Sparks About Gas

China’s natural gas opportunity

 By Peter Ward
About gas

China, the most populous country in the world, plans to open up its upstream oil and gas sector to foreign private investment. It is an industry which has long been monopolized by state-owned companies…

As the country battles to meet emission targets, China’s natural gas production and consumption is set to increase, with the demand set to be met by higher production and more imports.
In May, the official Xinhua News Agency reported that a recent guideline, issued by the Central Committee of the ruling Communist Party and the State Council, stated that companies that are granted access and accreditation would be allowed to undertake crude oil and natural gas exploration and exploitation in the country. This would be on the condition that the work was done in a protective and sustainable way, according to the report.
International companies will be able to invest in projects in China through joint ventures with the country’s three major national energy companies: China Petroleum and Chemical Corporation, China National Petroleum Corporation, and China National Offshore Oil Corporation.
China hasn’t offered a timeline for licensing foreign companies to drill, but it’s a fair assumption that the country will look to incentivize the production of cleaner fuels in order to reduce its current dependence on coal.

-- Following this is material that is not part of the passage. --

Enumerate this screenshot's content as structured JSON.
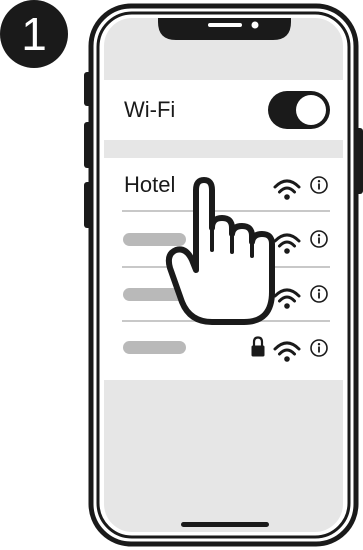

China natural gas balance graph from BP statistical report (Raminagrobis, Wikimedia)

China’s coal dependence

Factories and power plants in China currently burn half of the world’s coal, a statistic which makes it difficult to imagine the Asian nation meeting its emission reduction targets. Chinese coal consumption made up two-thirds of its energy use in 2015, and China’s gas demand must increase by between 13 percent and 15 percent annually up to the end of the decade if it will meet the higher end of the government’s targets, analysts at UBS and Sanford C. Bernstein estimate.
Equity research firm Jefferies, backed those figures up. “According to our calculations, China’s natural gas demand grew 8.3 percent in 2016. The 13th Five-Year Plan calls for natural gas to supply 10 percent of energy in 2020, up from 6 percent in 2015,” the company wrote. “To reach this level, gas demand needs to increase ~14 percent per annum. While we believe that is a stretch, ever more restrictive environmental regulations should push demand growth to ~10 percent levels, in our view.”
As prices of coal have dipped in recent months, some have feared the country will rely even more heavily on the dirtier fuel. “As coal prices look destined to drop to around 500 yuan a ton this year, the conversion to natural gas will stop, and some price-sensitive industrial users may even think of switching back,” Tian Miao, of Beijing’s North Square Blue Oak Ltd., told Bloomberg.
Prices of coal almost doubled in the 12 months up to November last year, due to a reduction on output of the resource, but prices have risen again since.

An expensive hope

But there is hope that natural gas will play a bigger role there in the future. Right now natural gas is an expensive part of China’s fuel mix, but there is an increasing demand for both domestic and important supplies. Consumption in April 2017 was 22 percent higher than the same month a year earlier, according to data from the National Development Reform Commission.
These figures give hope that China can hit its goal of getting 10 percent of its energy from gas by 2020, despite the government introducing a lower band of targets in January. The chances of succeeding may improve with increased gas imports.
In May 2017 it was revealed that the U.S. and China had struck an agreement to make it easier for Chinese companies to buy Liquified Natural Gas (LNG) from American suppliers. America is one of the world’s biggest LNG producers and is seeking to export more of its supply, which it says will not affect prices at home, providing sales stayed lower than 30 percent of total output.
“This will let China diversify, somewhat, their sources of supply and will provide a huge export market for American LNG producers,” Commerce Secretary Wilbur Ross told reporters in a White House briefing.

Jungliangcheng Power Plant (Shubert Ciencia, Wikimedia)

Growing demand globally

Natural gas demand is expected to grow faster than oil and coal through 2035 globally, according to BP’s annual outlook. China will be one of the main drivers of that growth, along with the Middle East and the U.S. “Asia remains the largest destination for LNG. China, India and other Asian countries all increase their demand for LNG, helping gas to grow faster than either oil or coal in each of these economies,” the outlook reads.
China’s move to allow foreign investment in its oil and gas sector will be crucial to its efforts to lower emissions and meet its clean fuel targets. It seems likely the gas subsidies and coal taxes will follow, lowering the currently high cost of producing natural gas. Together with increased imports from the likes of the U.S., this could lower China’s reliance on coal, and give the country a fighting chance of lowering pollution levels.

SEE MORE: China’s renewables revolution by Nicholas Newman

about the author
Peter Ward
Business and technology reporter based in New York. MA in Business Journalism at Columbia University Journalism School 2013. Five years experience reporting in the U.S., the U.K., and the Middle East.